**What you will do:** Using the string "screenshot" as the key, pull each matching line out of the records below.

**Records to use:**
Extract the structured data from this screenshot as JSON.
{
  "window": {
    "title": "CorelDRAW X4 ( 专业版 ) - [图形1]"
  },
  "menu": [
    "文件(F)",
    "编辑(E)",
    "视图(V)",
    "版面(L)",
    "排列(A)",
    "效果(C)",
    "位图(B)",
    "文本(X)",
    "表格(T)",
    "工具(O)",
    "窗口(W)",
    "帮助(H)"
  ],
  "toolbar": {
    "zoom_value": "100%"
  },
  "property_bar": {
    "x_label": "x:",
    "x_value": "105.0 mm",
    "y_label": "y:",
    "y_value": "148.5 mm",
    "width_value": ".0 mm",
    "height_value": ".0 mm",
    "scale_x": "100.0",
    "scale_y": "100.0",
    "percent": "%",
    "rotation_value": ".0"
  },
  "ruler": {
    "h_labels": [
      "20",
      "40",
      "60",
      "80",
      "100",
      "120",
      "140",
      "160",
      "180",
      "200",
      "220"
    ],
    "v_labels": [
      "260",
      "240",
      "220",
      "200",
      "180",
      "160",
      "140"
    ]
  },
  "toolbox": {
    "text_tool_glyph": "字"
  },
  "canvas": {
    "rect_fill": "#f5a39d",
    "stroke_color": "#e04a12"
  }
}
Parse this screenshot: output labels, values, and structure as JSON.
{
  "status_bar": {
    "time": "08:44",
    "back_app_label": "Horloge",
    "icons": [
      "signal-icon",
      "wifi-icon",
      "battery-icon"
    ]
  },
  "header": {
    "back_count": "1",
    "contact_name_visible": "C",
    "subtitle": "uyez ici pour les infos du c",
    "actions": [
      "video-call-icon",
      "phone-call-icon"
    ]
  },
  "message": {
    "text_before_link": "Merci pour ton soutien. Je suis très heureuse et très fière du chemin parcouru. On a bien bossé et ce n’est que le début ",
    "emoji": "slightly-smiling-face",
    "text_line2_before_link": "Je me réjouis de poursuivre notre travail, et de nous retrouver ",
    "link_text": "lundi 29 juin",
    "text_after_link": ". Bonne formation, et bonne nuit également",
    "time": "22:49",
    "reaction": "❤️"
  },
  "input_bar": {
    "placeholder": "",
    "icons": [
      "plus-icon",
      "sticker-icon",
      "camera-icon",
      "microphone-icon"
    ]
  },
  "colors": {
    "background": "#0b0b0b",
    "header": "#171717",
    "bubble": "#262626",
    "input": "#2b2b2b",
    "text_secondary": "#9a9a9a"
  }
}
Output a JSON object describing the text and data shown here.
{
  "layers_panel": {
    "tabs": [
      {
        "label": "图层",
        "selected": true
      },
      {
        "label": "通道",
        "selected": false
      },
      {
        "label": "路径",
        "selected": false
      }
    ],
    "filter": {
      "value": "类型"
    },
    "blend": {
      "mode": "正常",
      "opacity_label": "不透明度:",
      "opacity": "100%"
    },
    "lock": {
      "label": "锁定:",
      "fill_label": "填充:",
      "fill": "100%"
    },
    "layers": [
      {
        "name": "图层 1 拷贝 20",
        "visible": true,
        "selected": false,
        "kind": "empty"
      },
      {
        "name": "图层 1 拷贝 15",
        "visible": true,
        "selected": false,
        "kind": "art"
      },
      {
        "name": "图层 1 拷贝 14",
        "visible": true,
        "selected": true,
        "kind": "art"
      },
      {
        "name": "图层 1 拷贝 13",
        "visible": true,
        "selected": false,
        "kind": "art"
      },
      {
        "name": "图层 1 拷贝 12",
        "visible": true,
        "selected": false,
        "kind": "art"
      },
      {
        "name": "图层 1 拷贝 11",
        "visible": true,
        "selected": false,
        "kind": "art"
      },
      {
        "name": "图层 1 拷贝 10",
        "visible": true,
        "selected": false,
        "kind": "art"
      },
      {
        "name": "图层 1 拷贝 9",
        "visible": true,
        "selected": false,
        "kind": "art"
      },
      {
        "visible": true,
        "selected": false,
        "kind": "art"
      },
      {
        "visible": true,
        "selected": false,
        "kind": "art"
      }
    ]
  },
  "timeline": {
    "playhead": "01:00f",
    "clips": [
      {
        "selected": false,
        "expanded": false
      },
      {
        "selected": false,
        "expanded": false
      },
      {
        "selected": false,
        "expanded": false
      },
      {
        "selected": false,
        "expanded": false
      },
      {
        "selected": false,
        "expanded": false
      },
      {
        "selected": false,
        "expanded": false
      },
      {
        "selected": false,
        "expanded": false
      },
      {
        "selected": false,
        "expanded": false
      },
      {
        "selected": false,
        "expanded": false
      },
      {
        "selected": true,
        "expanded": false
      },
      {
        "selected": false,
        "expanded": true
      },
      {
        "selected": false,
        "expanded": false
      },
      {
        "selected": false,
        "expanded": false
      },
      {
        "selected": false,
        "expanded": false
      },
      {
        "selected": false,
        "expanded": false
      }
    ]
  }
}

**Result:**
Extract the structured data from this screenshot as JSON.
Parse this screenshot: output labels, values, and structure as JSON.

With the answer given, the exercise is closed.